── EXTRACTED MATERIAL

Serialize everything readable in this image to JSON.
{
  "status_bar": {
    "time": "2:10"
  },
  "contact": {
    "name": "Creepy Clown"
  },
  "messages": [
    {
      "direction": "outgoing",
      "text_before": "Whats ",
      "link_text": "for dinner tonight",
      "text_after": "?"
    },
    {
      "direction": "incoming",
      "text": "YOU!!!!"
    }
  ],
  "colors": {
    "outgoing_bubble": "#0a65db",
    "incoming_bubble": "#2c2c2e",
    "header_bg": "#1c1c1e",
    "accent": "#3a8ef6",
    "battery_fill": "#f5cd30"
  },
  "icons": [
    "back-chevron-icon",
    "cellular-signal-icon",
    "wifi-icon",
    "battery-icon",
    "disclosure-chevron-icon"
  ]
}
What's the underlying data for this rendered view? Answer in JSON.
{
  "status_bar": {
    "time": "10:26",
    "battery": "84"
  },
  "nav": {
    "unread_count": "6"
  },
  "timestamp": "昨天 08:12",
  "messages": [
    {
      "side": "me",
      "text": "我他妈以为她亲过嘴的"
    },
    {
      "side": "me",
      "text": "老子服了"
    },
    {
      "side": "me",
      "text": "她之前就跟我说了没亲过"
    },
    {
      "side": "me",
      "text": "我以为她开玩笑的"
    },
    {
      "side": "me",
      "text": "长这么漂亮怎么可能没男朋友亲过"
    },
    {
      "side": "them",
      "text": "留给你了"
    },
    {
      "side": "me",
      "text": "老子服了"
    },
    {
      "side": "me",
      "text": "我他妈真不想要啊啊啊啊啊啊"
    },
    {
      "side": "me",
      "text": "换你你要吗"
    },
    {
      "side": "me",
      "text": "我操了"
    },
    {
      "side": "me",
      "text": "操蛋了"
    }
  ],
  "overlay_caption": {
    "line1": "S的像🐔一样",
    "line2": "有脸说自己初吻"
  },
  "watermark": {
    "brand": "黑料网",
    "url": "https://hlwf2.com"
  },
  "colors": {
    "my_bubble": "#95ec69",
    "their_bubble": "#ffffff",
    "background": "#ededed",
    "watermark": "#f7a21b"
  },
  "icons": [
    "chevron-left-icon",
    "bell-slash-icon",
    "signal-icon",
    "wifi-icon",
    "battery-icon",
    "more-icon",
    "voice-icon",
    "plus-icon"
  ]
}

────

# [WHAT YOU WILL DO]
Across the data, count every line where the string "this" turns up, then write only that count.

# [RESULT]
2